→ Aim of the task: Whenever a line below holds the word "title", count it; please give only the final number.

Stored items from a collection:
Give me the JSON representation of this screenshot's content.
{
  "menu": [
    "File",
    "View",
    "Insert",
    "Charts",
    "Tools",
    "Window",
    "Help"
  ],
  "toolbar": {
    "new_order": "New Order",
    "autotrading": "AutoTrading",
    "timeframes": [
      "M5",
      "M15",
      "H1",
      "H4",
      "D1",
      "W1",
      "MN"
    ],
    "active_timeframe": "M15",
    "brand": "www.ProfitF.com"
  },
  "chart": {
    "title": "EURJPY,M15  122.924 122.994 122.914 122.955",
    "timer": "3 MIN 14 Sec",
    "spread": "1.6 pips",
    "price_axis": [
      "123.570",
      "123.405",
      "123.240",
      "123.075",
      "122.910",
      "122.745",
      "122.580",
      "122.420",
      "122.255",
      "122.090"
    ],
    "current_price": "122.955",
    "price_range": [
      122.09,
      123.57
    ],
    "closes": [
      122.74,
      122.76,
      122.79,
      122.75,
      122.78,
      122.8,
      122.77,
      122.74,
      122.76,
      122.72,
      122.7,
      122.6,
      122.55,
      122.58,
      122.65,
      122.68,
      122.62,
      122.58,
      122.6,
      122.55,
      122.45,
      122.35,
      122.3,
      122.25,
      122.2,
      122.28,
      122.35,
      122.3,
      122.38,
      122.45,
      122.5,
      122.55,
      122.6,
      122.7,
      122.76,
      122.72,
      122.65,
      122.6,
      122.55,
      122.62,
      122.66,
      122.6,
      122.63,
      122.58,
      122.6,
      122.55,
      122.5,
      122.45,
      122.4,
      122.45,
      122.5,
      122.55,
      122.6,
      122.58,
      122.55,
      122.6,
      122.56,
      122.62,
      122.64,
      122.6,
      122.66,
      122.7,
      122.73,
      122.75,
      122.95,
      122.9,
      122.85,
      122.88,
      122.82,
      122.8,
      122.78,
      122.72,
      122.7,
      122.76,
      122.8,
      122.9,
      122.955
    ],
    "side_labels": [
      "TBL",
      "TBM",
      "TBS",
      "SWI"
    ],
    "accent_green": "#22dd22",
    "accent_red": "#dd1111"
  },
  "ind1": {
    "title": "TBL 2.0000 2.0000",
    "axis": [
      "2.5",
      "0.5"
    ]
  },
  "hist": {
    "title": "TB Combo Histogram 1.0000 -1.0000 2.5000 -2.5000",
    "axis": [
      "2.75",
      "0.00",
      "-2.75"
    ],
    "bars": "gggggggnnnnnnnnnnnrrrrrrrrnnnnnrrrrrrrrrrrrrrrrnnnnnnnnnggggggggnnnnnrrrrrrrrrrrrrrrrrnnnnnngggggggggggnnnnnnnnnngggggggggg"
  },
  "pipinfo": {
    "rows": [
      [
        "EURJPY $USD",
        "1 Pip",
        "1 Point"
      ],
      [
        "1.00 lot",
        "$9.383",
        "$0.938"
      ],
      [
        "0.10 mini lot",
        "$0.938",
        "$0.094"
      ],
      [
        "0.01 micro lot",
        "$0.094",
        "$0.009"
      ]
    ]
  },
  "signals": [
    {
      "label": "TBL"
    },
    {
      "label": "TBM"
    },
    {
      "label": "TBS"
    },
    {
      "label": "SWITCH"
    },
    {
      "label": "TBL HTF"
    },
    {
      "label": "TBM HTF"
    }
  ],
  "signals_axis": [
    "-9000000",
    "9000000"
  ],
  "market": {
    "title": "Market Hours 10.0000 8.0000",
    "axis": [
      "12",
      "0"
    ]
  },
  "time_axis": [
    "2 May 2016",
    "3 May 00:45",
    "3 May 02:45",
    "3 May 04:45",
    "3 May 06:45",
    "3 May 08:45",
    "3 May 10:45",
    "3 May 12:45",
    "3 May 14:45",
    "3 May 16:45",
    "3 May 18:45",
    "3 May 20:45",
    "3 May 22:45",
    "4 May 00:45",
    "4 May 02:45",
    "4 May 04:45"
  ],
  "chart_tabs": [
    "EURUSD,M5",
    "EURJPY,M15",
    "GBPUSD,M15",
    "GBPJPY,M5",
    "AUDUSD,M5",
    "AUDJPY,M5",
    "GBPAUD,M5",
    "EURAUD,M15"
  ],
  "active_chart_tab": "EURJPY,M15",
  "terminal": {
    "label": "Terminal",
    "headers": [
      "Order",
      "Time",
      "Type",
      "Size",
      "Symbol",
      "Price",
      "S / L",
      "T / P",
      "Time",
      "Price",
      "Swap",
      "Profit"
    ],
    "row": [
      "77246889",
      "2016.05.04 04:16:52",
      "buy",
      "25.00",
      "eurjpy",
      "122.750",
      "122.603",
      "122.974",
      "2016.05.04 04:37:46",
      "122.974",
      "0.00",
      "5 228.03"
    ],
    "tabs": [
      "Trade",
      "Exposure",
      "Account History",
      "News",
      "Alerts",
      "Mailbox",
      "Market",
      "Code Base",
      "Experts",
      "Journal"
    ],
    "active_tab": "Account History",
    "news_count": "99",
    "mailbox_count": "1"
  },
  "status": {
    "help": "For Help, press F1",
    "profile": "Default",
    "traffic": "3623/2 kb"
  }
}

→ Written response: 4